Jason and his girls

Jason Climer

Postdoctoral Fellow
jason.r.climer@gmail.com

How does the brain set up memories? Memories are stored by changing the strength of neural connections, but how these networks are set up is poorly understood. Dr. Jason Climer is developing novel microscopy, molecular, and statistical techniques to learn how inputs shape memories formed during navigation.

Heydar

Heydar Davoudi

Postdoctoral Fellow
heydar.davoudi@gmail.com

I’m interested in the neural mechanisms for spatial navigation and episodic memory at the subcellular level. By developing two-photon imaging of dendritic spines, I study how place cells in hippocampal output area CA1 integrate the spatial and contextual information of their inputs.  I received my PhD in Biomedical Engineering from Johns Hopkins School of Medicine in  2017 in David Foster’s lab, where I integrated in vivo electrophysiology and optogenetics to uncover the contribution of hippocampal area CA3 to the formation of CA1 place cell responses.

Jim and Emery

Jim Heys

Postdoctoral Fellow
jimheys@gmail.com

My primary interest is in understanding the neural mechanisms of learning and memory in the entorhinal cortex and hippocampus. My work in the Dombeck lab has been focused upon developing novel cellular resolution in vivo imaging methods, and applying these methods to investigate neural representations of time and space in medial entorhinal cortex.

John and his car

John Issa

Postdoctoral Fellow
john.issa@northwestern.edu

My goal is to understand how the brain processes information in a distributed and efficient manner. In particular, I am using imaging tools to study neural activity in the hippocampal formation during ongoing behavior.

Mike and his food

Mike Adoff

Graduate Student
MichaelAdoff2018@u.northwestern.edu

I am interested in how spatial memories are created and stored in the brain and, more specifically, how synaptic integrative properties contribute to place field formation and maintenance in the hippocampus of awake behaving animals.  By using in vivo two-photon imaging to record synaptic inputs to hippocampal CA1 pyramidal neurons in navigating mice, I hope to address some of these questions without creating too many more.

Maite and her King (of Spain)

Maite Azcorra Sedano

Graduate Student
maiteazcorrasedano2020@u.northwestern.edu

Dopaminergic neurons in the substantia nigra have been implicated in an array of functions, from movement regulation to learning. I am interested in studying the relationship between this functional diversity and the recently discovered molecular diversity of dopamine neurons, trying to understand whether different dopaminergic neuron subtypes have distinct functions.

David Bowie the Cat and Brad

Brad Radvansky

Graduate Student
radvansky@fastmail.com

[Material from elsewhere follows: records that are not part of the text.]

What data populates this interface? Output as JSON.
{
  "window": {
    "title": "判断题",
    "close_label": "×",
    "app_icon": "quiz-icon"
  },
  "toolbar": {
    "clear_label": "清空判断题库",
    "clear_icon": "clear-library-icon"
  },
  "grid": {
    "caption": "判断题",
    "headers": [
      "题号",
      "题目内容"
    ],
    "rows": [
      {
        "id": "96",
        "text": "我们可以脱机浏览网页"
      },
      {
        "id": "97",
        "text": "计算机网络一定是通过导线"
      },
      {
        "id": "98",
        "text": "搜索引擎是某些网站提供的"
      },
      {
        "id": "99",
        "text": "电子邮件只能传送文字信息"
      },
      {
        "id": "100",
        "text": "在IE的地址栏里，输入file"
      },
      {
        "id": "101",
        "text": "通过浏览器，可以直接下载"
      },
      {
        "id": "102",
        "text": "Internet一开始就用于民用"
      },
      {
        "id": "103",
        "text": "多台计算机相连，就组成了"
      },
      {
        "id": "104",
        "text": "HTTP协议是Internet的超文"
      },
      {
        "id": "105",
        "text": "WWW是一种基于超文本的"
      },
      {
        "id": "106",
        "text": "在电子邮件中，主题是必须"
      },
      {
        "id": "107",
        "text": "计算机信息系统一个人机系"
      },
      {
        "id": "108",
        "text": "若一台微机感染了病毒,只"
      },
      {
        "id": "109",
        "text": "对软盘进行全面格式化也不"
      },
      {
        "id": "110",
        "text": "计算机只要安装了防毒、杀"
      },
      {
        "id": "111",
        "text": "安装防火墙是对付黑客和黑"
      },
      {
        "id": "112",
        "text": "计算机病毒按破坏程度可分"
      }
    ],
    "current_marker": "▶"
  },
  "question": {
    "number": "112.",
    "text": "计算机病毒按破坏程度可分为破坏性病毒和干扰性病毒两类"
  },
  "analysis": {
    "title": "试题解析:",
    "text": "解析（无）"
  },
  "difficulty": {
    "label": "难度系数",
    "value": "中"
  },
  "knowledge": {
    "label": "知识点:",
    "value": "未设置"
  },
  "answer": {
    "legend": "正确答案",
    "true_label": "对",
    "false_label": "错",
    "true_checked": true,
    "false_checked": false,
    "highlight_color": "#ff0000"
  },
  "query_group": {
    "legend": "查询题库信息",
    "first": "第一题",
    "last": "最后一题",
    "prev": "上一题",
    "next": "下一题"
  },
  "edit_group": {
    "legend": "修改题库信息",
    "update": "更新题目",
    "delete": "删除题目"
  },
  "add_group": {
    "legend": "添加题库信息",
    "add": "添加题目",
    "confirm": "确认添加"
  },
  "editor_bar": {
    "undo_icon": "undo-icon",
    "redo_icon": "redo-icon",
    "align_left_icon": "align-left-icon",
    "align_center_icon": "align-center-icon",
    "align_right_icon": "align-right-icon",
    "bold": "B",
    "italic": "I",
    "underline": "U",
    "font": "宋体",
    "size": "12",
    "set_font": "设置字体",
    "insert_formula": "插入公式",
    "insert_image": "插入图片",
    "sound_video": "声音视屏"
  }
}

The world around us is comprised of many separate modalities of sensory features (sights, sounds, smells, etc.), yet from these disparate features the brain is able to construct a unified concept of space.  What are the mechanisms by which the brain transforms raw sensation into spatial cognition?  To answer this, we study the responses of hippocampal “place cells” to precisely-controlled sensory feature manipulations in visual and olfactory virtual reality.

Former Lab Members

Postdocs:
Mark Howe (website) – markhowe72@gmail.com
Mark Sheffield (website) – sheffield@uchicago.edu
Ed Han (website) – ehan23@wustl.edu